gavelOne New York employer thought it had a bright idea: Lay off an employee who is called to serve on a jury, allow her to collect unemployment, then decide, once the trial is over, whether to offer her job back. That’s how the New York Times described an employer’s response when its employee gave notice that she had been selected to serve on a jury in a criminal case against Osama Bin Laden’s son-in-law (“Juror Loses Job for Serving in Terror Trial“).

Apparently it wasn’t bad enough to be called for jury duty, then actually selected for a case that will undoubtedly be lengthy and difficult, then apparently told that the trial is so “sensitive” that all jurors will be referred to only as numbers. No, poor Juror 21 had to suffer the additional indignity of hearing from her employer that she would be paid for only three days, then demoted, and finally laid off.

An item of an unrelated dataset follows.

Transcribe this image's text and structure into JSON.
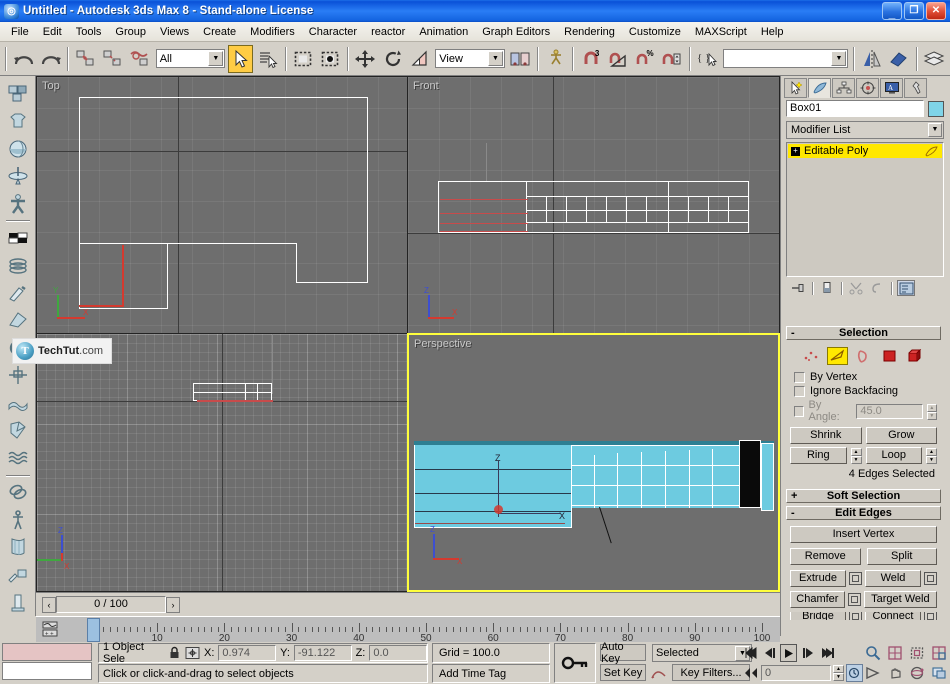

The judge in the case pointed out that this violates federal law, and it does. It’s a federal case, so perhaps the judge can be forgiven for not pointing out that it violates New York law as well. Most states prohibit employers from coercing an employee to avoid jury duty, or from disciplining or firing employees called to serve. (See Taking Time Off for Jury Duty for a list of every state’s rules.)

So far, so good. But the real problem is getting paid. Only a few states require employers to pay their employees for the time they spend serving on a jury. State laws may provide for nominal juror fees paid by the court, but these amounts are quite small. In fact, Juror 21’s employer offered more than New York law requires. Although state law requires employers to pay for three days (only) of service, the amount they have to pay is capped at the princely sum of 40 bucks a day.

The judge has appointed a lawyer to represent Juror 21 in contacting her employer and trying to work things out.